Whether or not that's the case, InterMedia Outdoor's Shooting Group -- which includes titles Guns & Ammo, Handguns and Shotgun News -- saw readership climb. Handguns, for instance, recorded a 16% boost in circulation through June 30, 2013, according to AAM. Newsstand sales rose 34%.
At Guns & Ammo, circulation climbed 7%. Newsstand declined slightly -- 4% -- though it beat the industry's average drop in single-copy sales of 10% during that time.
Total circulation fell 1% across the magazine industry at large, according to AAM.
Other gun titles also saw circulation increases. For instance, American Rifleman, a magazine of the National Rifle Association, boosted its circulation 14%, according to AAM. America's 1st Freedom, another NRA title, recorded an 8% boost in circulation.
It's hard to say whether advertising in these titles has kept pace because the Publishers Information Bureau, which tracks magazines' print ad pages, does not monitor most gun publications. Media Industry Newsletter, another scorekeeper in the ad-pages game, monitors Guns & Ammo but not its sibling publications in InterMedia Outdoor's shooting group.
At Guns & Ammo, print ad pages increased nearly 3% in 2013, according to MIN, compared with the industry's 0.44% decline overall. The strong year for Guns & Ammo caps five years of growth in ad pages for the magazine. In 2012 alone, ad pages climbed a whopping 20%, MIN reported.
InterMedia Outdoors did not respond to Ad Age's requests for comment, though an editor at the magazine told the Times that "advertisers obviously always have power, and you always feel some pressure." He also said Guns & Ammo's editorial independence was "not at risk."

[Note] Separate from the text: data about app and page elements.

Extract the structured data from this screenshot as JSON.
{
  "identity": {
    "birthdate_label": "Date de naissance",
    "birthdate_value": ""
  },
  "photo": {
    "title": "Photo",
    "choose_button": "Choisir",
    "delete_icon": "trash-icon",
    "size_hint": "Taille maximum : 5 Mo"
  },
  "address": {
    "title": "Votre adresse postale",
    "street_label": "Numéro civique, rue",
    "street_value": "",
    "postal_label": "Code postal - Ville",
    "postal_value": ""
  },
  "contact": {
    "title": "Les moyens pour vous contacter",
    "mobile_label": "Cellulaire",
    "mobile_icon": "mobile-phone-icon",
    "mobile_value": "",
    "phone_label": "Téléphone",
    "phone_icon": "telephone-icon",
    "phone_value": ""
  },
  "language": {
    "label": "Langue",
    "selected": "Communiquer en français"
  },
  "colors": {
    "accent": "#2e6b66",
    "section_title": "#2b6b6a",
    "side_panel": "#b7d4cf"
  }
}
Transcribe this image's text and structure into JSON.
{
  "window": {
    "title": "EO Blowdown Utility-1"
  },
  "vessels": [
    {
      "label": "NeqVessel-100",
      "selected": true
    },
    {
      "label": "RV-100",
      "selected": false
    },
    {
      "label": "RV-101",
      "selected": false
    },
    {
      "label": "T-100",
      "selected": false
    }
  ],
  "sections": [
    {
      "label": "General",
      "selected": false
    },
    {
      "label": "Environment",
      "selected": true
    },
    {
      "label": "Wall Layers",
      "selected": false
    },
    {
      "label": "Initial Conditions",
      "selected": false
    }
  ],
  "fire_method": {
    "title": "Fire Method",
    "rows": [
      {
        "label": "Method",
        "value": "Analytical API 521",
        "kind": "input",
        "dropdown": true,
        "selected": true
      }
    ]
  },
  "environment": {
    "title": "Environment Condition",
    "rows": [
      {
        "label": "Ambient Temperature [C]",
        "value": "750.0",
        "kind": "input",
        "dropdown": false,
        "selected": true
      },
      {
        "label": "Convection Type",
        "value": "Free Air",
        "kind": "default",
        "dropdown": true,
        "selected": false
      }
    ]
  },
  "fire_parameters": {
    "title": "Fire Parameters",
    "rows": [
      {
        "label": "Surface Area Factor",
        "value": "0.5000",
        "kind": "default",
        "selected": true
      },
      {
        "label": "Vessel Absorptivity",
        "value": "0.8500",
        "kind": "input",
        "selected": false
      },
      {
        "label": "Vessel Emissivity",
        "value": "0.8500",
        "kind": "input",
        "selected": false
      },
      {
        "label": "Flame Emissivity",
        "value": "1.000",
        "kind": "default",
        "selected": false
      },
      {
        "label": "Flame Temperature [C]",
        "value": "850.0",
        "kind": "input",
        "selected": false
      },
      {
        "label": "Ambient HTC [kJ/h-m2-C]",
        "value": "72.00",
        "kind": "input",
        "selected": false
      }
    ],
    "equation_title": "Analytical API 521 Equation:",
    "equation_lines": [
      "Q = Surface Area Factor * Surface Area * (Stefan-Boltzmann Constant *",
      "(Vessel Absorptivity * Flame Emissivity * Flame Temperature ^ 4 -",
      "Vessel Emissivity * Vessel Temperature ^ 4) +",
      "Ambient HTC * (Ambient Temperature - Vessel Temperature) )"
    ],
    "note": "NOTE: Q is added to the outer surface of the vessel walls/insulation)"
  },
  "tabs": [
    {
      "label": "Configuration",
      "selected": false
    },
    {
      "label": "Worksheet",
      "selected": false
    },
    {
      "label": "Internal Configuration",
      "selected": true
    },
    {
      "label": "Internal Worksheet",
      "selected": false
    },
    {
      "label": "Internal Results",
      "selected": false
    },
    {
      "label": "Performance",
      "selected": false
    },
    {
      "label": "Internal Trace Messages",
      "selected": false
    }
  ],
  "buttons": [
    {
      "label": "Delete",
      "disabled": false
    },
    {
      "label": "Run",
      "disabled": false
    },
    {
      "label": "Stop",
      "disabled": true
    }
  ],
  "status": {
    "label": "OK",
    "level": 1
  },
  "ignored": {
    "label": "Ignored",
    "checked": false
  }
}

Mr. Metcalf's op-ed, which appeared in the December issue of Guns & Ammo, baffled and enraged readers, who took to the magazine's Facebook page to express their anger. In the op-ed, Mr. Metcalf argued that gun regulation does not equate to an infringement of the Second Amendment. "I don't think that requiring 16 hours of training to qualify for a concealed carry license is infringement in and of itself," he wrote.
Days after the op-ed was published, Mr. Metcalf was shown the door and the magazine's top editor, Jim Bequette, said he would retire early, handing the reins to Eric R. Poole, who oversaw InterMedia Outdoor's special interest publications, including Book of the AR-15.